• [Assigned task]: All of the entries below need repeating exactly, apart from their images.

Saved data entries
==*==

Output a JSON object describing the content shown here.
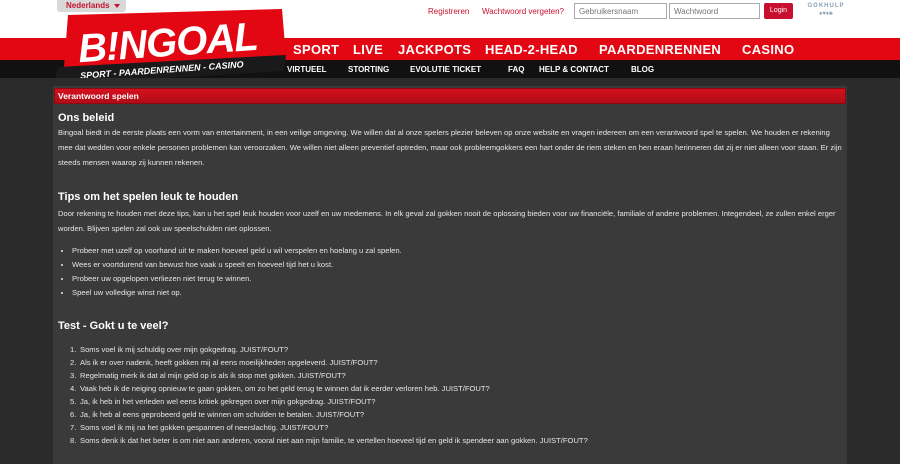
{
  "topbar": {
    "language": "Nederlands",
    "register_link": "Registreren",
    "forgot_password_link": "Wachtwoord vergeten?",
    "username_placeholder": "Gebruikersnaam",
    "password_placeholder": "Wachtwoord",
    "login_button": "Login",
    "gokhulp_label": "GOKHULP",
    "gokhulp_symbols": "♠♥♦♣"
  },
  "logo": {
    "brand": "B!NGOAL",
    "tagline": "SPORT - PAARDENRENNEN - CASINO"
  },
  "main_nav": [
    "SPORT",
    "LIVE",
    "JACKPOTS",
    "HEAD-2-HEAD",
    "PAARDENRENNEN",
    "CASINO"
  ],
  "sub_nav": [
    "VIRTUEEL",
    "STORTING",
    "EVOLUTIE TICKET",
    "FAQ",
    "HELP & CONTACT",
    "BLOG"
  ],
  "panel": {
    "title": "Verantwoord spelen",
    "sections": [
      {
        "heading": "Ons beleid",
        "paragraph": "Bingoal biedt in de eerste plaats een vorm van entertainment, in een veilige omgeving. We willen dat al onze spelers plezier beleven op onze website en vragen iedereen om een verantwoord spel te spelen. We houden er rekening mee dat wedden voor enkele personen problemen kan veroorzaken. We willen niet alleen preventief optreden, maar ook probleemgokkers een hart onder de riem steken en hen eraan herinneren dat zij er niet alleen voor staan. Er zijn steeds mensen waarop zij kunnen rekenen."
      },
      {
        "heading": "Tips om het spelen leuk te houden",
        "paragraph": "Door rekening te houden met deze tips, kan u het spel leuk houden voor uzelf en uw medemens. In elk geval zal gokken nooit de oplossing bieden voor uw financiële, familiale of andere problemen. Integendeel, ze zullen enkel erger worden. Blijven spelen zal ook uw speelschulden niet oplossen.",
        "bullets": [
          "Probeer met uzelf op voorhand uit te maken hoeveel geld u wil verspelen en hoelang u zal spelen.",
          "Wees er voortdurend van bewust hoe vaak u speelt en hoeveel tijd het u kost.",
          "Probeer uw opgelopen verliezen niet terug te winnen.",
          "Speel uw volledige winst niet op."
        ]
      },
      {
        "heading": "Test - Gokt u te veel?",
        "questions": [
          "Soms voel ik mij schuldig over mijn gokgedrag. JUIST/FOUT?",
          "Als ik er over nadenk, heeft gokken mij al eens moeilijkheden opgeleverd. JUIST/FOUT?",
          "Regelmatig merk ik dat al mijn geld op is als ik stop met gokken. JUIST/FOUT?",
          "Vaak heb ik de neiging opnieuw te gaan gokken, om zo het geld terug te winnen dat ik eerder verloren heb. JUIST/FOUT?",
          "Ja, ik heb in het verleden wel eens kritiek gekregen over mijn gokgedrag. JUIST/FOUT?",
          "Ja, ik heb al eens geprobeerd geld te winnen om schulden te betalen. JUIST/FOUT?",
          "Soms voel ik mij na het gokken gespannen of neerslachtig. JUIST/FOUT?",
          "Soms denk ik dat het beter is om niet aan anderen, vooral niet aan mijn familie, te vertellen hoeveel tijd en geld ik spendeer aan gokken. JUIST/FOUT?"
        ]
      }
    ]
  },
  "colors": {
    "brand_red": "#e30613",
    "background": "#2b2b2b",
    "panel": "#3a3a3a"
  }
}
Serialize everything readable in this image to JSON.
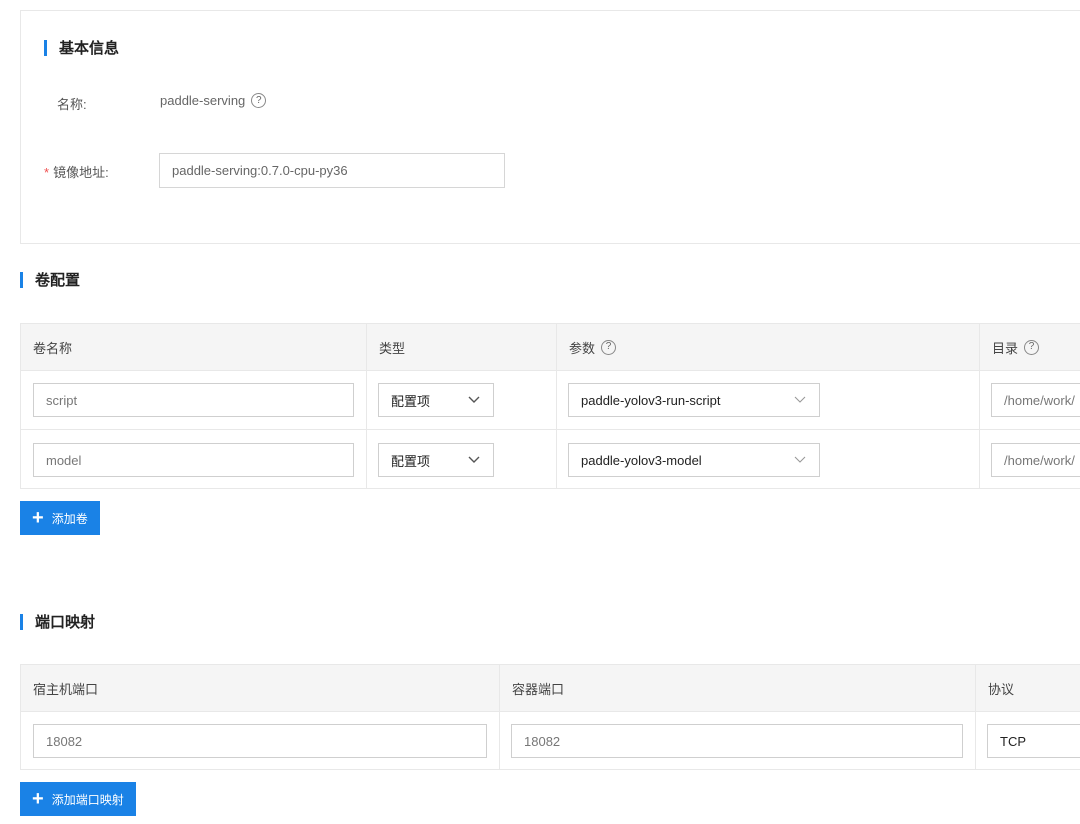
{
  "basic": {
    "title": "基本信息",
    "name_label": "名称:",
    "name_value": "paddle-serving",
    "image_label": "镜像地址:",
    "image_value": "paddle-serving:0.7.0-cpu-py36"
  },
  "volume": {
    "title": "卷配置",
    "headers": [
      "卷名称",
      "类型",
      "参数",
      "目录"
    ],
    "rows": [
      {
        "name": "script",
        "type": "配置项",
        "param": "paddle-yolov3-run-script",
        "dir": "/home/work/"
      },
      {
        "name": "model",
        "type": "配置项",
        "param": "paddle-yolov3-model",
        "dir": "/home/work/"
      }
    ],
    "add_button": "添加卷"
  },
  "ports": {
    "title": "端口映射",
    "headers": [
      "宿主机端口",
      "容器端口",
      "协议"
    ],
    "rows": [
      {
        "host": "18082",
        "container": "18082",
        "protocol": "TCP"
      }
    ],
    "add_button": "添加端口映射"
  },
  "colors": {
    "accent": "#1a82e6",
    "required": "#f05050"
  }
}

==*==

• [Answer space]:
Output a JSON object describing the content shown here.
{
  "topbar": {
    "language": "Nederlands",
    "register_link": "Registreren",
    "forgot_password_link": "Wachtwoord vergeten?",
    "username_placeholder": "Gebruikersnaam",
    "password_placeholder": "Wachtwoord",
    "login_button": "Login",
    "gokhulp_label": "GOKHULP",
    "gokhulp_symbols": "♠♥♦♣"
  },
  "logo": {
    "brand": "B!NGOAL",
    "tagline": "SPORT - PAARDENRENNEN - CASINO"
  },
  "main_nav": [
    "SPORT",
    "LIVE",
    "JACKPOTS",
    "HEAD-2-HEAD",
    "PAARDENRENNEN",
    "CASINO"
  ],
  "sub_nav": [
    "VIRTUEEL",
    "STORTING",
    "EVOLUTIE TICKET",
    "FAQ",
    "HELP & CONTACT",
    "BLOG"
  ],
  "panel": {
    "title": "Verantwoord spelen",
    "sections": [
      {
        "heading": "Ons beleid",
        "paragraph": "Bingoal biedt in de eerste plaats een vorm van entertainment, in een veilige omgeving. We willen dat al onze spelers plezier beleven op onze website en vragen iedereen om een verantwoord spel te spelen. We houden er rekening mee dat wedden voor enkele personen problemen kan veroorzaken. We willen niet alleen preventief optreden, maar ook probleemgokkers een hart onder de riem steken en hen eraan herinneren dat zij er niet alleen voor staan. Er zijn steeds mensen waarop zij kunnen rekenen."
      },
      {
        "heading": "Tips om het spelen leuk te houden",
        "paragraph": "Door rekening te houden met deze tips, kan u het spel leuk houden voor uzelf en uw medemens. In elk geval zal gokken nooit de oplossing bieden voor uw financiële, familiale of andere problemen. Integendeel, ze zullen enkel erger worden. Blijven spelen zal ook uw speelschulden niet oplossen.",
        "bullets": [
          "Probeer met uzelf op voorhand uit te maken hoeveel geld u wil verspelen en hoelang u zal spelen.",
          "Wees er voortdurend van bewust hoe vaak u speelt en hoeveel tijd het u kost.",
          "Probeer uw opgelopen verliezen niet terug te winnen.",
          "Speel uw volledige winst niet op."
        ]
      },
      {
        "heading": "Test - Gokt u te veel?",
        "questions": [
          "Soms voel ik mij schuldig over mijn gokgedrag. JUIST/FOUT?",
          "Als ik er over nadenk, heeft gokken mij al eens moeilijkheden opgeleverd. JUIST/FOUT?",
          "Regelmatig merk ik dat al mijn geld op is als ik stop met gokken. JUIST/FOUT?",
          "Vaak heb ik de neiging opnieuw te gaan gokken, om zo het geld terug te winnen dat ik eerder verloren heb. JUIST/FOUT?",
          "Ja, ik heb in het verleden wel eens kritiek gekregen over mijn gokgedrag. JUIST/FOUT?",
          "Ja, ik heb al eens geprobeerd geld te winnen om schulden te betalen. JUIST/FOUT?",
          "Soms voel ik mij na het gokken gespannen of neerslachtig. JUIST/FOUT?",
          "Soms denk ik dat het beter is om niet aan anderen, vooral niet aan mijn familie, te vertellen hoeveel tijd en geld ik spendeer aan gokken. JUIST/FOUT?"
        ]
      }
    ]
  },
  "colors": {
    "brand_red": "#e30613",
    "background": "#2b2b2b",
    "panel": "#3a3a3a"
  }
}
Serialize everything readable in this image to JSON.
{
  "basic": {
    "title": "基本信息",
    "name_label": "名称:",
    "name_value": "paddle-serving",
    "image_label": "镜像地址:",
    "image_value": "paddle-serving:0.7.0-cpu-py36"
  },
  "volume": {
    "title": "卷配置",
    "headers": [
      "卷名称",
      "类型",
      "参数",
      "目录"
    ],
    "rows": [
      {
        "name": "script",
        "type": "配置项",
        "param": "paddle-yolov3-run-script",
        "dir": "/home/work/"
      },
      {
        "name": "model",
        "type": "配置项",
        "param": "paddle-yolov3-model",
        "dir": "/home/work/"
      }
    ],
    "add_button": "添加卷"
  },
  "ports": {
    "title": "端口映射",
    "headers": [
      "宿主机端口",
      "容器端口",
      "协议"
    ],
    "rows": [
      {
        "host": "18082",
        "container": "18082",
        "protocol": "TCP"
      }
    ],
    "add_button": "添加端口映射"
  },
  "colors": {
    "accent": "#1a82e6",
    "required": "#f05050"
  }
}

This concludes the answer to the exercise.